There is on this long walk much time to lose yourself, though not geographically, because the riverside path now extends almost the length of Manhattan. You could, en route, visit The Cloisters (in Fort Tryon Park), a museum the New Yorkers I know have visited once but never return to—like Staten Island, in this respect. The Cloisters is inherently lonely; there's a bleakness about an old monastery, an asylum, recreated in a modern city and utterly remote from it, a place of contemplation that evokes all the unpleasantness of spirituality. Beautiful tapestries, interesting Medieval European sculpture and architecture, but all lost in New York. I've made my one visit to The Cloisters.
At 157th St and Broadway, a block in from Riverside Drive, past the gothic Trinity cemetery, there's the Hispanic Society of New York, one of the least-visited galleries in New York, with its several Velázquezes and El Grecos, including a St. Jerome by the latter. El Greco's elongated figures, tall and skeletal, set against land and sky, resemble skyscrapers, heads in the clouds, feet on the ground. The facial expressions are always of existential pain. Before New York artists discovered the Parisian avant garde 100 years ago, Spain, and especially Velázquez, was the great inspiration for American painters: for James McNeill Whistler, John Singer Sargent, Thomas Eakins, and William Merritt Chase, as well as for the bohemian-minded of the era, some of whom who took to dressing up for parties as matadors. Yet it's El Greco, the Greek who moved to Spain, the painter of distressed saints, who today resonates more powerfully. His paintings are considered hugely religious. They are. Yet part of the agony expressed in El Greco's portraits, I've always thought, is a question: What if there is no God?

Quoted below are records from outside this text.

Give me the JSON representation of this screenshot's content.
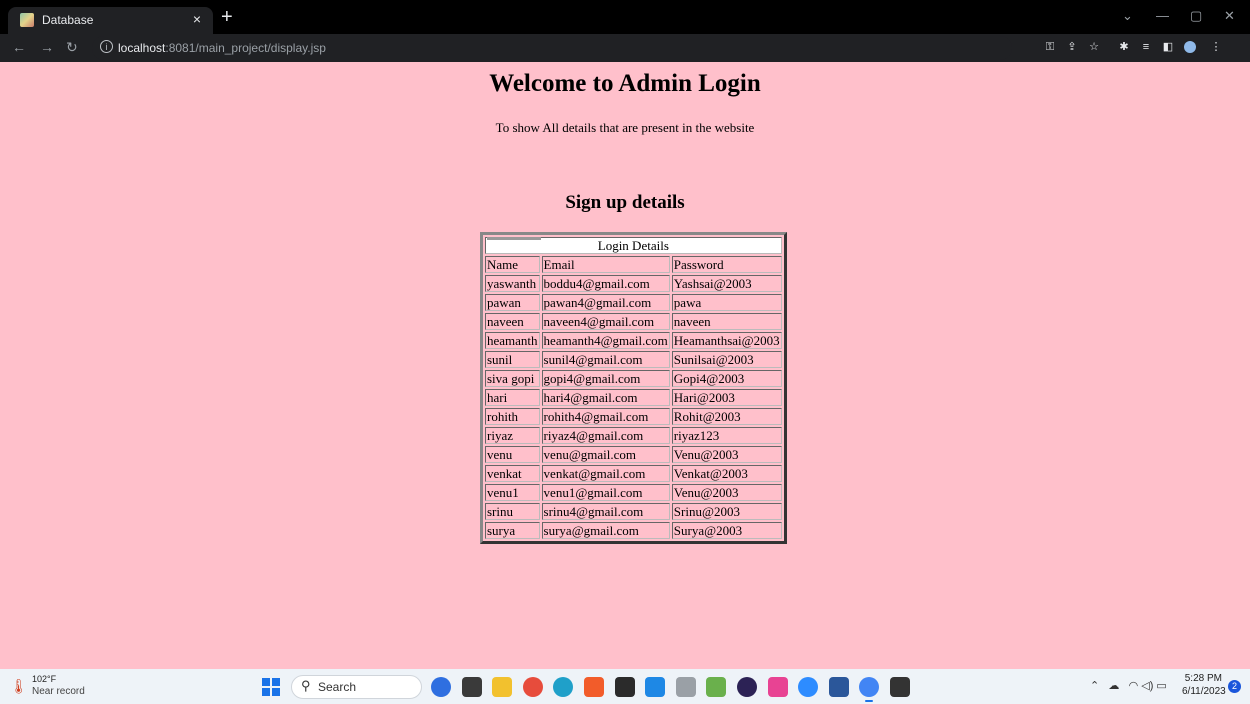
{
  "browser": {
    "tab_title": "Database",
    "tab_close": "×",
    "new_tab": "+",
    "url_host": "localhost",
    "url_rest": ":8081/main_project/display.jsp"
  },
  "page": {
    "heading": "Welcome to Admin Login",
    "subtitle": "To show All details that are present in the website",
    "section_heading": "Sign up details",
    "table_caption": "Login Details",
    "columns": [
      "Name",
      "Email",
      "Password"
    ],
    "rows": [
      [
        "yaswanth",
        "boddu4@gmail.com",
        "Yashsai@2003"
      ],
      [
        "pawan",
        "pawan4@gmail.com",
        "pawa"
      ],
      [
        "naveen",
        "naveen4@gmail.com",
        "naveen"
      ],
      [
        "heamanth",
        "heamanth4@gmail.com",
        "Heamanthsai@2003"
      ],
      [
        "sunil",
        "sunil4@gmail.com",
        "Sunilsai@2003"
      ],
      [
        "siva gopi",
        "gopi4@gmail.com",
        "Gopi4@2003"
      ],
      [
        "hari",
        "hari4@gmail.com",
        "Hari@2003"
      ],
      [
        "rohith",
        "rohith4@gmail.com",
        "Rohit@2003"
      ],
      [
        "riyaz",
        "riyaz4@gmail.com",
        "riyaz123"
      ],
      [
        "venu",
        "venu@gmail.com",
        "Venu@2003"
      ],
      [
        "venkat",
        "venkat@gmail.com",
        "Venkat@2003"
      ],
      [
        "venu1",
        "venu1@gmail.com",
        "Venu@2003"
      ],
      [
        "srinu",
        "srinu4@gmail.com",
        "Srinu@2003"
      ],
      [
        "surya",
        "surya@gmail.com",
        "Surya@2003"
      ]
    ]
  },
  "taskbar": {
    "weather_temp": "102°F",
    "weather_status": "Near record",
    "search_label": "Search",
    "time": "5:28 PM",
    "date": "6/11/2023",
    "notification_count": "2",
    "apps": [
      {
        "name": "bing-app",
        "color": "#2f6fe0"
      },
      {
        "name": "task-view-app",
        "color": "#3a3a3a"
      },
      {
        "name": "file-explorer-app",
        "color": "#f2c12e"
      },
      {
        "name": "chrome-app",
        "color": "#e74c3c"
      },
      {
        "name": "edge-app",
        "color": "#1fa0c9"
      },
      {
        "name": "brave-app",
        "color": "#f25c2a"
      },
      {
        "name": "pycharm-app",
        "color": "#2b2b2b"
      },
      {
        "name": "vscode-app",
        "color": "#1e88e5"
      },
      {
        "name": "database-app",
        "color": "#9aa0a6"
      },
      {
        "name": "photos-app",
        "color": "#6ab04c"
      },
      {
        "name": "eclipse-app",
        "color": "#2c2255"
      },
      {
        "name": "store-app",
        "color": "#e84393"
      },
      {
        "name": "zoom-app",
        "color": "#2d8cff"
      },
      {
        "name": "word-app",
        "color": "#2b579a"
      },
      {
        "name": "chrome-dev-app",
        "color": "#4285f4"
      },
      {
        "name": "terminal-app",
        "color": "#333333"
      }
    ]
  }
}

On the western portal of Riverside Church at 120th and Riverside Drive, are the figures of Christ, Confucius, Euclid, Pythagoras, Archimedes, Galileo, Kepler, Newton, Faraday, Darwin, Pasteur, and Einstein. I'm attracted to the idea of Christ as just one face in a crowd.
In the summer months there's an open-air bar in Riverside Park, near West 105th Street, where you can watch, down on the sandpits between the park and the West Side Highway, muscular types preening themselves on gymnast hoops in what's quaintly, if not inaccurately, known as Hudson Beach. But why pause at all on this walk if the object is to reach land's end, and lunch in Chinatown, at, say, Great New York Noodle Town on Bayard and the Bowery, which is not just cheap but has some of the best grilled meat in town (the cold baby pork, especially) and finest soft-shell crab.

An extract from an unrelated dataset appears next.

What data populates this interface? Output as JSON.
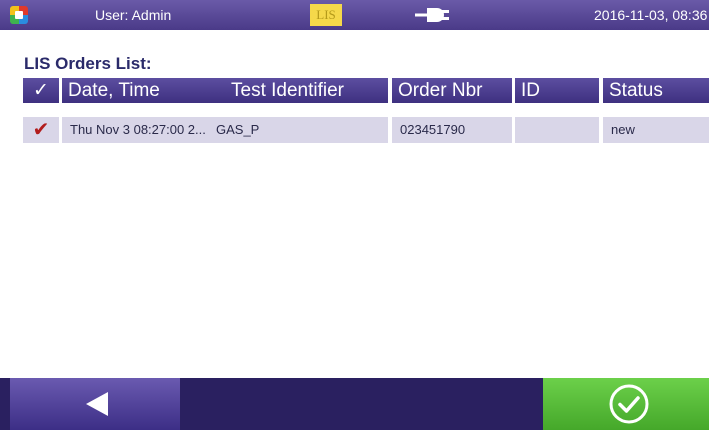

On my walk down the Hudson, I passed two women at about 38th Street. One was talking on her cell phone. "I'm with Doris. We're walking Manhattan," she said. I was glad I wasn't the only person heading in the same direction, and I had the sense that many others had chosen to walk the length of the island that day.